By Tom Quiner
The Chicago teachers union is honest: they’re greedy.
Today’s Associated Press story quotes union president Karen Lewis about her members:
“They want to know if there is anything more they can get.”
The teacher’s median pay is $71,000 plus lavish benefits, not exactly chump change. The mayor offered them a 15% pay raise, about 8 times the inflation rate.
No way, said the union. We want a 35% raise.
These teachers have a high opinion of their abilities. Are they producing superior outcomes? No. Seventy-nine percent of eighth grade Chicago students are not reading at grade level.

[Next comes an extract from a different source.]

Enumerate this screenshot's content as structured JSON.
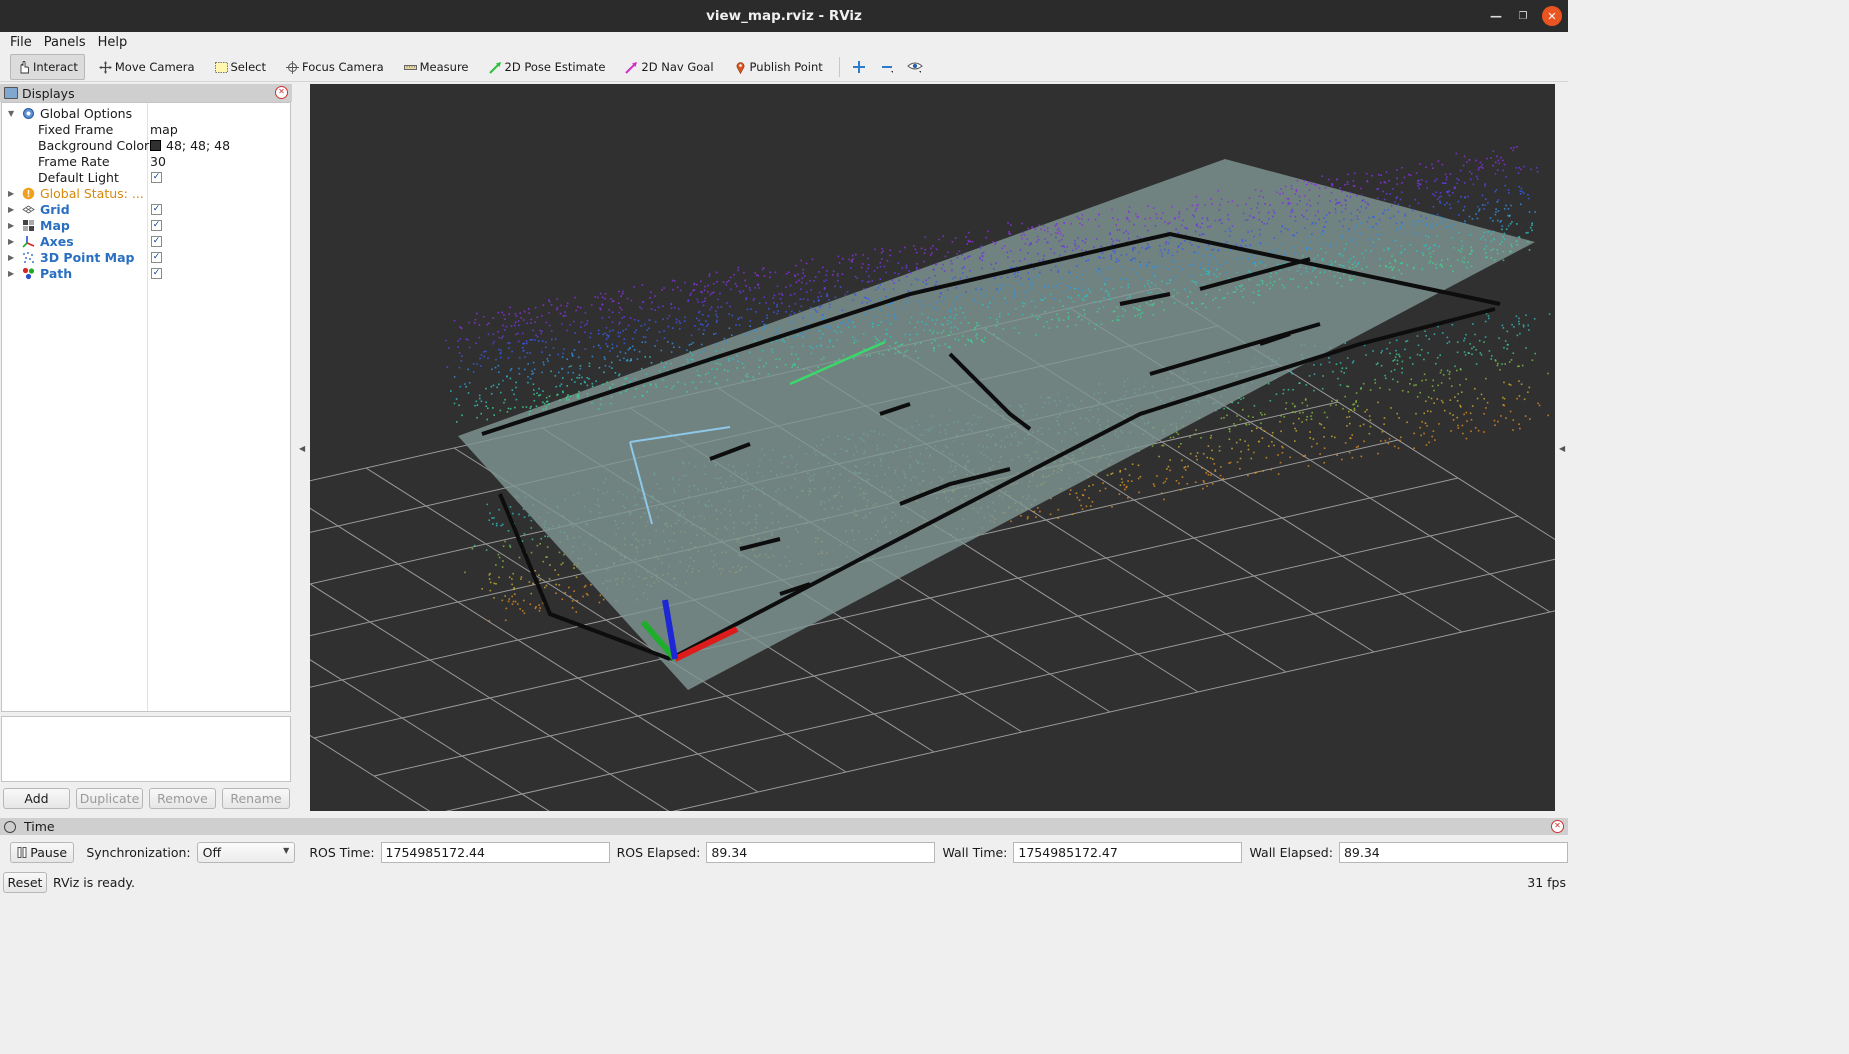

Eighty percent are not performing at grade level in math.
With these results as their bargaining chip, the union strikes, leaving 400,000 kids without educators and parents scrambling on what to do with their kids with the school year on hold.
You can quickly see a problem with this picture. Whose interests does the teachers union represent? Teachers.
Whose interests does the mayor represent? The city’s economic interests and budget.
Who represents the kids?
Clearly, the teachers do not have to deliver a quality product in order to get paid well. There’s no accountability. I have no problem with mutual self-interest (known as “greed” to liberals). But what makes it work is accountability.
Private businesses have to be accountable to their customers. If labor costs get so high that their customers can’t afford the product, they seek new efficiencies, or else everyone loses.
Accountability could be easily introduced into the marketplace of education with school choice and voucher programs. These free market ideas are adamantly opposed by the same teachers’ unions producing mixed results around the country.
There are good teachers. Lots of them. However, without accountability, unions force their members to lose site of the goal of educating our posterity. The focus gets skewed.
School choice and voucher systems would get us refocused.